,
25
October
2019
|
05:23 PM
America/Chicago

N.C. Wing Acquires FLIR Cameras

Capt. Lynne Albert
Public Affairs Officer
North Carolina Wing

The North Carolina Wing has expanded its airborne capabilities with two new forward-looking infrared (FLIR 8500) cameras, which create an image using a thermographic camera that senses infrared radiation, typically emitted from a heat source.

The wing acquired the specialized cameras through a joint project with North Carolina Emergency Management. The state agency is providing the funding to outfit a pair of Civil Air Patrol planes with the cameras. Installation is underway.

The FLIR cameras will be used on a variety of missions, including search and rescue, disaster relief and mitigation, homeland security, aerial imagery and aerial reconnaissance of traffic and ground conditions.

Once the cameras are in place, one of the planes will be based at Triangle North Executive Airport in Louisburg, in northeast North Carolina. The other will operate out of Asheville Regional Airport near the state’s western border, about 260 miles west of Louisburg.

The geographic diversity will make it easier for the wing to respond to requests for aid across North Carolina.

“Getting the FLIR cameras on our aircraft greatly increases the wing’s emergency services capabilities,” said Capt. Scott Stevens, the wing’s director of emergency services.

Stevens credited Capt. Ben Watkins, the wing’s manager for North Carolina Emergency Management, and Lt. Col. Chris Bailey, the wing’s deputy chief of staff, for having “worked tirelessly to make this happen.”

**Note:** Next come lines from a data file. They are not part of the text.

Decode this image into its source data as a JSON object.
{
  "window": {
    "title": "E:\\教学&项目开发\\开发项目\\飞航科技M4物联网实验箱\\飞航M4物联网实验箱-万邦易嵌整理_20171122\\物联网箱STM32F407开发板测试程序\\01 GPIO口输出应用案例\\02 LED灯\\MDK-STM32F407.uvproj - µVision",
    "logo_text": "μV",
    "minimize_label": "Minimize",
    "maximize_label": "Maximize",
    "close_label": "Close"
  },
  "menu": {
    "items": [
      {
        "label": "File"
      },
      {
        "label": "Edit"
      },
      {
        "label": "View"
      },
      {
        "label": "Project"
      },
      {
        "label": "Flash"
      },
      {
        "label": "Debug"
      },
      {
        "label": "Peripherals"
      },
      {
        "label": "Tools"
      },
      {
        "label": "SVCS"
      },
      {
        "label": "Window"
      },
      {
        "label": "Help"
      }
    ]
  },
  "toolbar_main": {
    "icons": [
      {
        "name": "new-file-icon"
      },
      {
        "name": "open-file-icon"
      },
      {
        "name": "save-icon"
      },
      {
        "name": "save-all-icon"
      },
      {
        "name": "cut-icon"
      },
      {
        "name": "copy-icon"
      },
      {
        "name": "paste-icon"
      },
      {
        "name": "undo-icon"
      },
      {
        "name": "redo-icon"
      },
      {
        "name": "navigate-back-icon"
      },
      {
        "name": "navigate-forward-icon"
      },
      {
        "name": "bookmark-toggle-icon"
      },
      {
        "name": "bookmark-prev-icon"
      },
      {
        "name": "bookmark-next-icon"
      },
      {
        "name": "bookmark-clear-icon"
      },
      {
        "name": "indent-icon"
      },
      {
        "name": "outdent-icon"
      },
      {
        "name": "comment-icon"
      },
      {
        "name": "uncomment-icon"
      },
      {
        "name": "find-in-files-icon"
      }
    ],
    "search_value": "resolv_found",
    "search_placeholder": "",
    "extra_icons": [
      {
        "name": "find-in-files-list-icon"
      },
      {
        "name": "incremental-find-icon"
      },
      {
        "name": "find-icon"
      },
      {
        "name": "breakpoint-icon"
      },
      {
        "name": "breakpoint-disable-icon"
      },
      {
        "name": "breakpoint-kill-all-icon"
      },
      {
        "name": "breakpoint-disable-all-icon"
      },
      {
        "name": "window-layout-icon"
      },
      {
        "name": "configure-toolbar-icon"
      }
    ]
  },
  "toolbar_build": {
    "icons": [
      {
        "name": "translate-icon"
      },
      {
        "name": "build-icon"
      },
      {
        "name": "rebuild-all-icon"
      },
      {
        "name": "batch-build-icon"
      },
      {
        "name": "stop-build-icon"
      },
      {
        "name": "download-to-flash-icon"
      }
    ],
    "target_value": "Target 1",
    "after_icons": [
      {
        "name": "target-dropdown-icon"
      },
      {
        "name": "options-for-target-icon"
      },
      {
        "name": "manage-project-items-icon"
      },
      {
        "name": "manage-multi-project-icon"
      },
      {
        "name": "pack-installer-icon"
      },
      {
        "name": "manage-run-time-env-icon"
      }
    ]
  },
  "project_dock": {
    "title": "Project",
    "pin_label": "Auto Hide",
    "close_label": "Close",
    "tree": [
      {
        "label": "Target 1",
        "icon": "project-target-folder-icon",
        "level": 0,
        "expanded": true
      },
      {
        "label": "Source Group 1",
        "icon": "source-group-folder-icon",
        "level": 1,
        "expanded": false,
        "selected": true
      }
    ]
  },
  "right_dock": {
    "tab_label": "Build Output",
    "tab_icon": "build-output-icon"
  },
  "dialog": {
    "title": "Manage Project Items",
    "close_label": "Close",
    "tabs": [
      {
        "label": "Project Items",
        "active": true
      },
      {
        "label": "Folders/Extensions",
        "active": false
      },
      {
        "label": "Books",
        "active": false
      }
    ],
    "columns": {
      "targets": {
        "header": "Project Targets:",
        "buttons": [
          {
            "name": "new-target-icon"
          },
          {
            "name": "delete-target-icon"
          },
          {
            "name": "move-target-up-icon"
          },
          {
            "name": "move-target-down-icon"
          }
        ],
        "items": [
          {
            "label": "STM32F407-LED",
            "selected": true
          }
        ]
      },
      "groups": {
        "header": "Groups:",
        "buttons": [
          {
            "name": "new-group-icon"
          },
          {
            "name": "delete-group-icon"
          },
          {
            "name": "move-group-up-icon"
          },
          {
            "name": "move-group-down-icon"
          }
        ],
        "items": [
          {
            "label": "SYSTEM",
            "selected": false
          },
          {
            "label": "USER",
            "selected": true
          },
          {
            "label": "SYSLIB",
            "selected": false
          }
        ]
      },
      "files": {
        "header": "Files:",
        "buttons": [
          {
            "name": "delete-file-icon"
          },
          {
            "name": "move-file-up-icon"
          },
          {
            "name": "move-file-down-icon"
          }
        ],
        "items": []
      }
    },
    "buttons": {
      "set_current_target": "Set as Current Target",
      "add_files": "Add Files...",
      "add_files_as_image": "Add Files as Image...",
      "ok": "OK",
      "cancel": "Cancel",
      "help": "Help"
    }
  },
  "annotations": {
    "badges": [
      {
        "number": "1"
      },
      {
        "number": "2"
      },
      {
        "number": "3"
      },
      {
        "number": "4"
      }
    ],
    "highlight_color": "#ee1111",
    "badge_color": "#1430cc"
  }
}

“Citizens across the state will benefit for years to come,” he said. “Getting these cameras is truly a game-changer for us, and it is going to help solidify CAP's position as a major player in search and rescue in North Carolina."

Bailey obtained funding for the specialized training that will be required to operate the camera. The wing is developing a task book and Specialty Qualification Training Records for the training.

During a mission, the thermal imaging system operator will operate the camera from the mission scanner seat. Both the operator and the mission observer will be able to view the images that the camera is seeing.